and when the Elliott Smith line came up, I just lost about lost my shit
Elliott was such an influence on my songwriting and he was a huge Beatles fan.
I knew Elliott a little. He was always so kind to me.
I felt so sad when he passed, like I could have helped somehow…
It was just too much to see Ringo vibing on a lyric about Elliott.”
There were two events in Jenny’s life that, understandably, had an emotional impact on recording the album.
One was a recent breakup (“I burned a breakup candle while we tracked”).
The other was the passing of her mother.
“was it a dream?
under the holy cross in the valley below
a mother and child, emergency
behind a yellow curtain on the second floor
all the guardian angels at the door
with their long white coats and their stethoscopes in the middle of love
i’m the little white dove”
—“Little White Dove”
“I flew home and saw her for the first time
in a long long time.
They gave her 8 weeks
and almost to the day she passed.
I wrote Little White Dove
in and out of the hospital and nursing homes.
Standing above her bed. Walking down the halls.
Sitting in a chair that I dragged in from
the hallway. Asking her for harmony ideas,
we would sing together.
We listened to Time Out Of Mind a lot together.
She would say, what is this? I love this!
I’d say it’s Bob Dylan, ma!
She’d say, he’s a heavy cat, kitten.
She passed on October 13th. Friday the 13th.”
At this point, Jenny invited Beck to work on the album with her.
“I texted Beck my new songs
that I had been writing in and out of the hospital,
(as well as) Rabbit Hole and Do Si Do,
which I wrote for a friend who had gone off their psych meds.
I knew he’d understand the tunes.
He’s a friend and mentor.
We both grew up in L.A.. We share a lot. Geographically, musically.
I think we are both shape shifters, record collectors,
and genre jumpers.”
“turn up the stereo till everything rattles, ooh life is a disco, a mambo
put on your day glo
do si do
ooh, do si doh
make a grown man cry
my oh my
powerful minds and suicide my oh my”
—“Do Si Doh”

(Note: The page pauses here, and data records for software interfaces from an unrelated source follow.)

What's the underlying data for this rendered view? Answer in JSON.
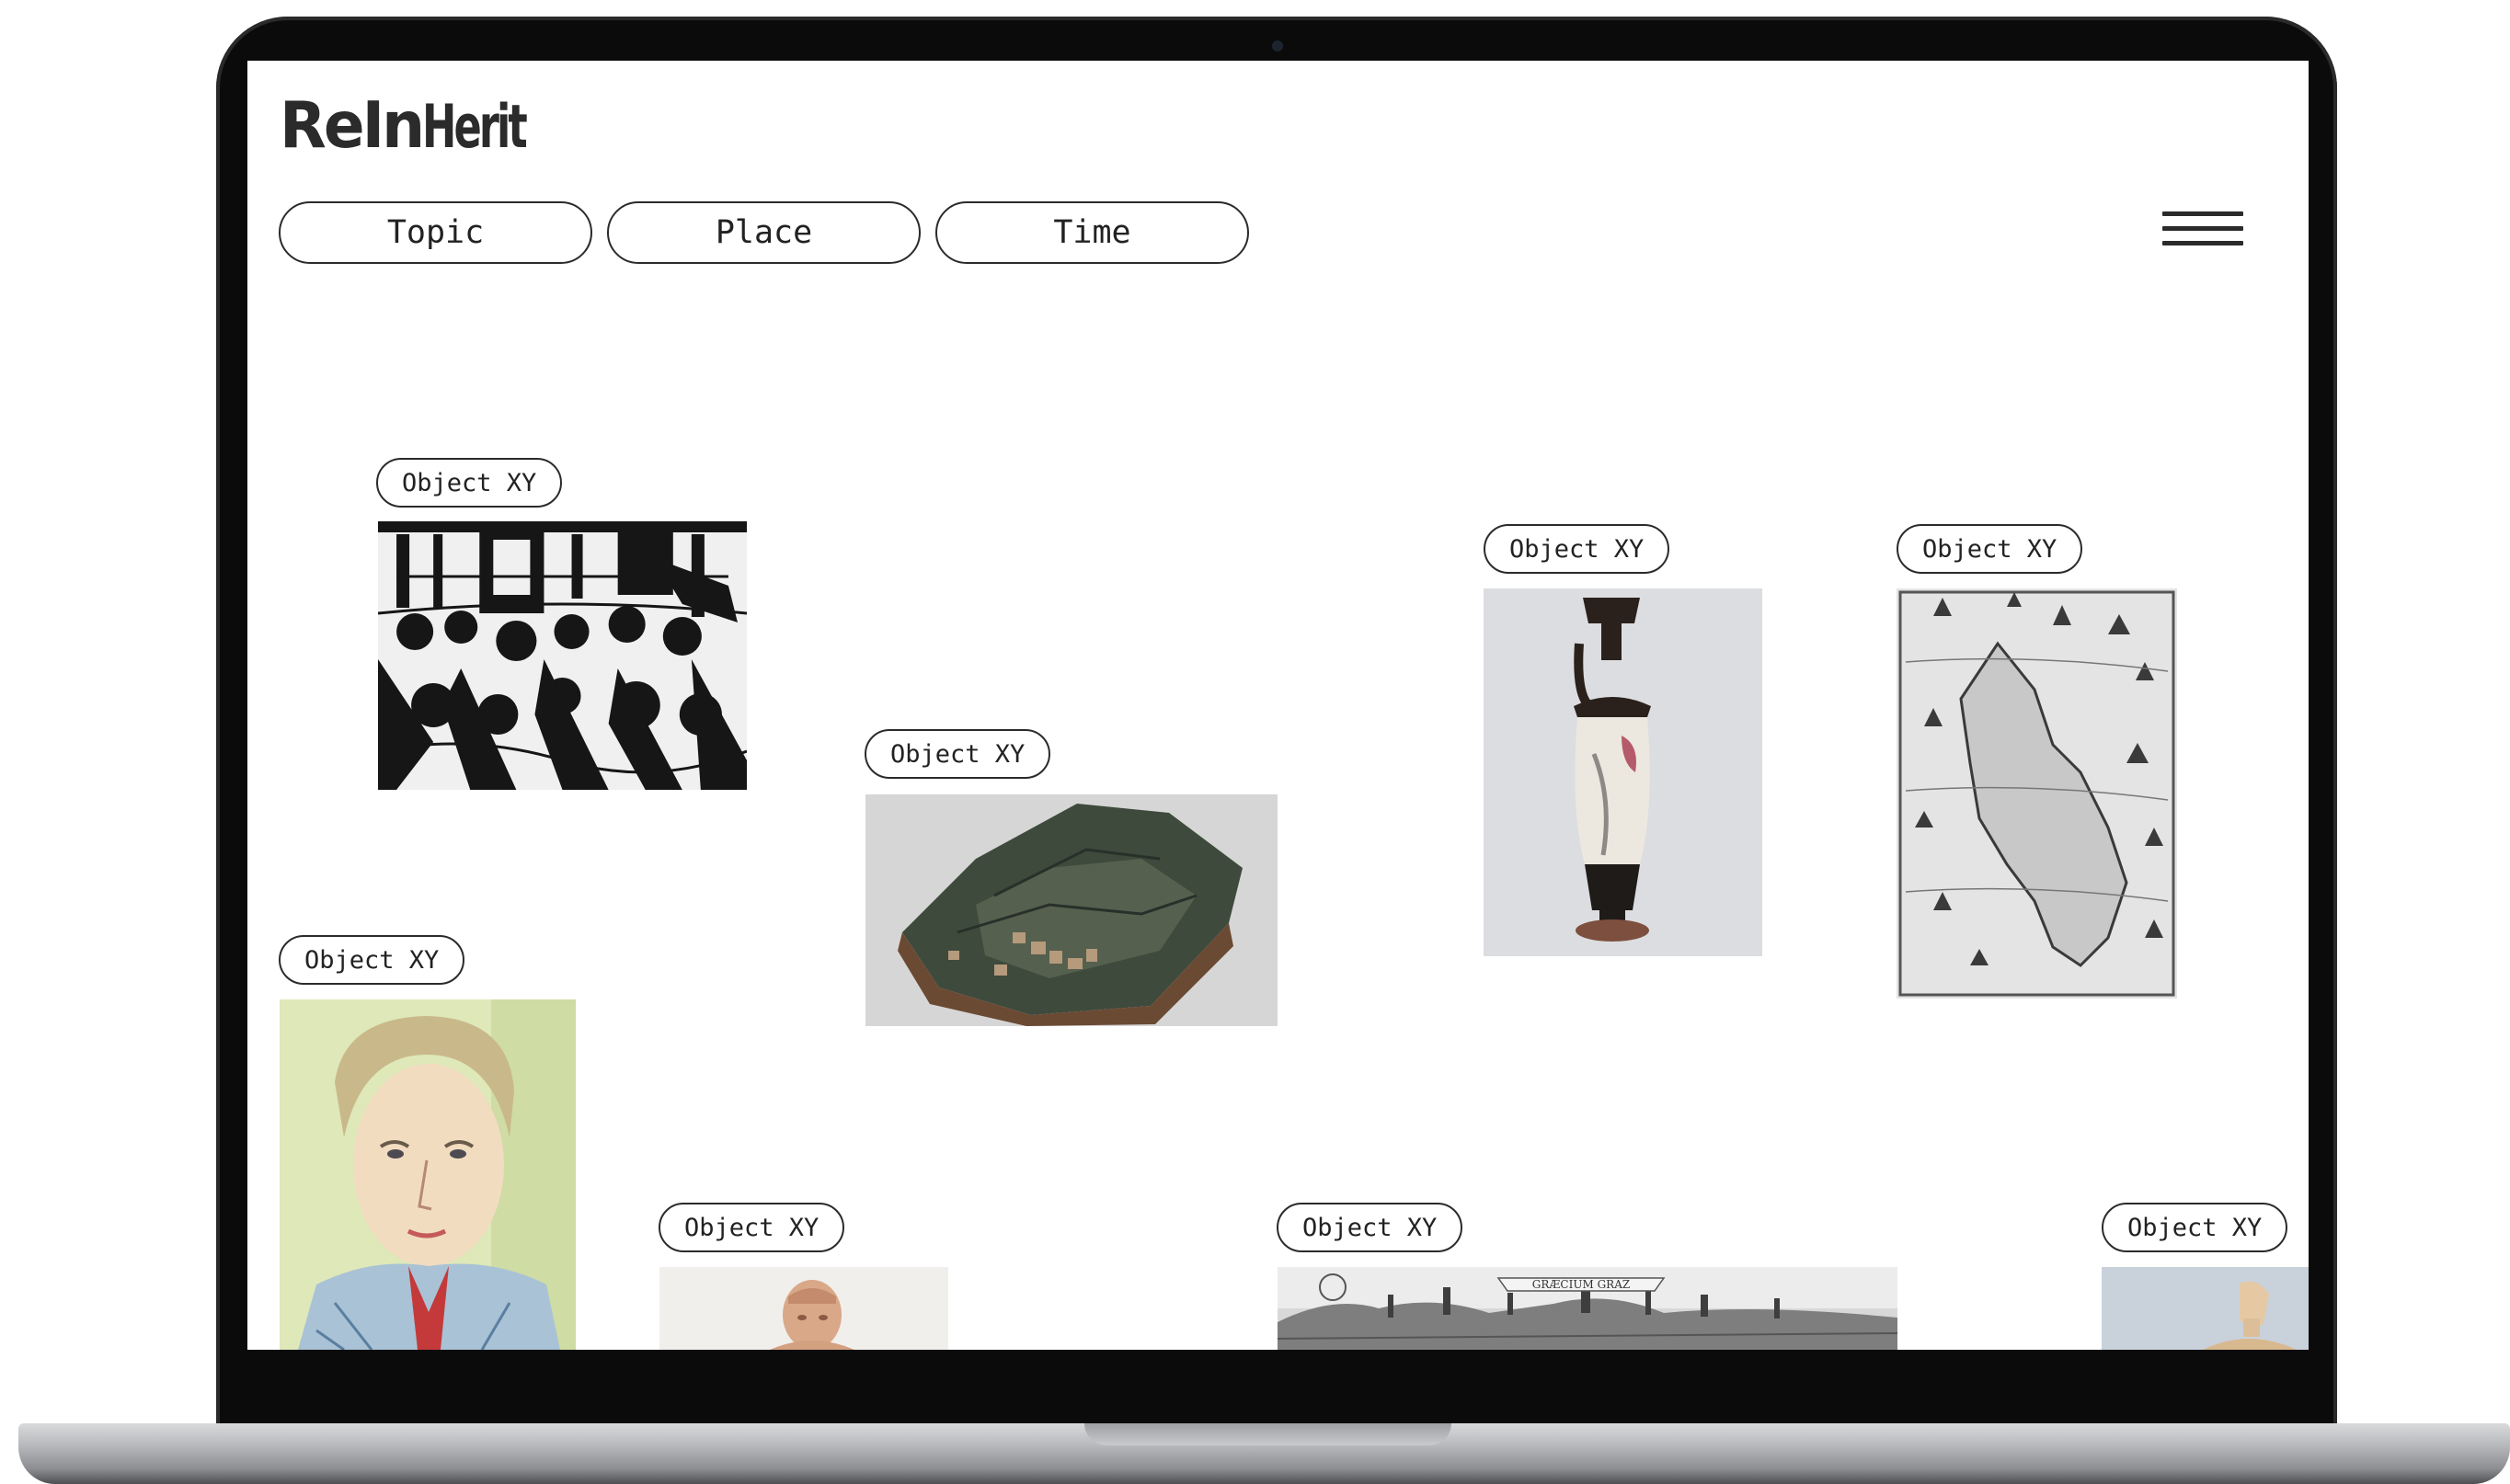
{
  "header": {
    "logo_main": "ReIn",
    "logo_tail": "Herit"
  },
  "filters": [
    {
      "label": "Topic"
    },
    {
      "label": "Place"
    },
    {
      "label": "Time"
    }
  ],
  "menu": {
    "icon": "hamburger-menu-icon"
  },
  "objects": [
    {
      "label": "Object XY",
      "image": "woodcut-crowd-scene"
    },
    {
      "label": "Object XY",
      "image": "fortress-relief-model"
    },
    {
      "label": "Object XY",
      "image": "greek-lekythos-vase"
    },
    {
      "label": "Object XY",
      "image": "engraved-island-map"
    },
    {
      "label": "Object XY",
      "image": "watercolor-portrait"
    },
    {
      "label": "Object XY",
      "image": "terracotta-figurine"
    },
    {
      "label": "Object XY",
      "image": "city-panorama-engraving"
    },
    {
      "label": "Object XY",
      "image": "cycladic-figure"
    }
  ],
  "panorama_caption": "GRÆCIUM GRAZ",
  "colors": {
    "frame": "#0b0b0c",
    "ink": "#2b2b2b",
    "screen": "#ffffff"
  }
}
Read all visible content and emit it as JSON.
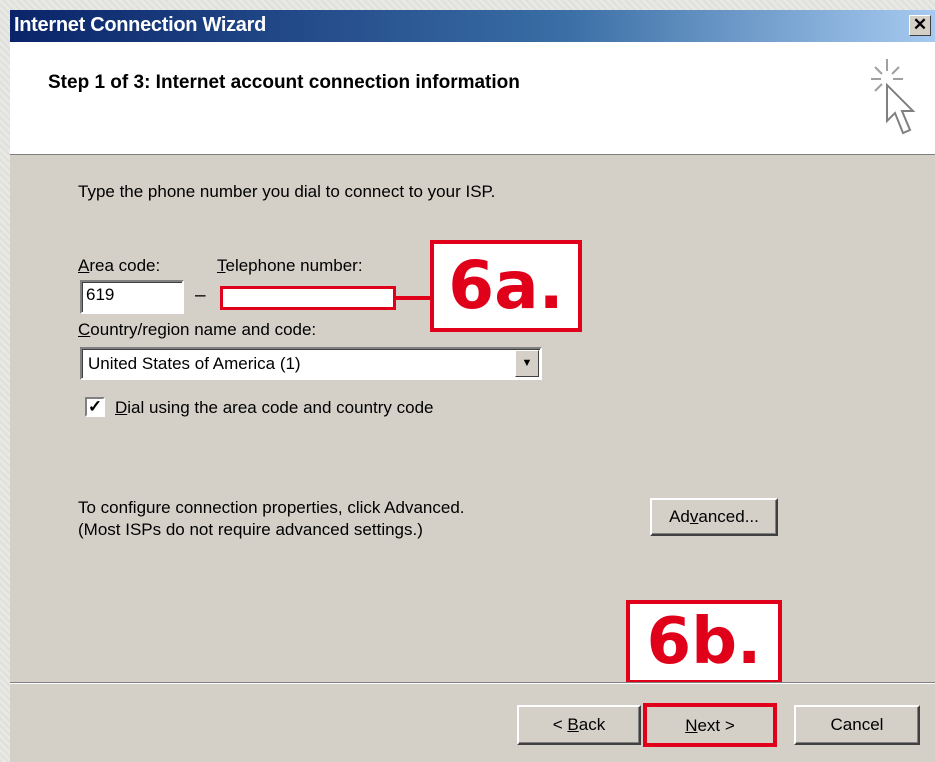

“We went back to Capitol, this time with Beck at the helm.
Jason Falkner on bass, Jim on drums, and Benmont,
who had just become a father and
just after Tom Petty passed.
Again, heavy vibes in the room.
Tom was gone and so was my mom.”
“bad habits will be broken
boy, i have kicked a few
seven days off the dope and i’ll be as good as new i’m not gonna go down the rabbit hole
with you again
it was a sexual kind of connection
with spiritual undertones
but boy you had me second guessing
the Beatles and the Rolling Stones
i’m not gonna go down the rabbit hole
with you again”
“Thank god I was in that iso booth!
I would kneel down
and wipe away the tears
with my bandana between takes.
I don’t think they saw me. I just couldn’t wrap my head around how Ben was feeling,
losing his bandmate of 40 years.
He showed up to my session
and played fully.
Thank you Benmont!”
I’ve listened to the album, and the experiences described here are present in the sound and the songs. Maybe I feel closer to it, now that I’ve heard what it was like behind the scenes.
Or maybe I’ll pretend that I knew these stories all along. I think that’s allowed.
I’m not sure I like it when liner notes say “play this LOUD”. Why does that mean it’s going to have more of an impact on you? I say, play this album at whatever volume seems right in that moment. I listened on my computer in a hotel room in Santiago, Chile, and was thoroughly moved.
Also, this is Fred Armisen writing this.
“oh, in the springtime in a little house
i never told you i had my doubts
somewhere a screw got loose along the way
and our manners have gone away
and i believe that there will come a day
i believe that you will chase me away
so that you can prove love is not enough for you
you thought i was your muse but all along it was you”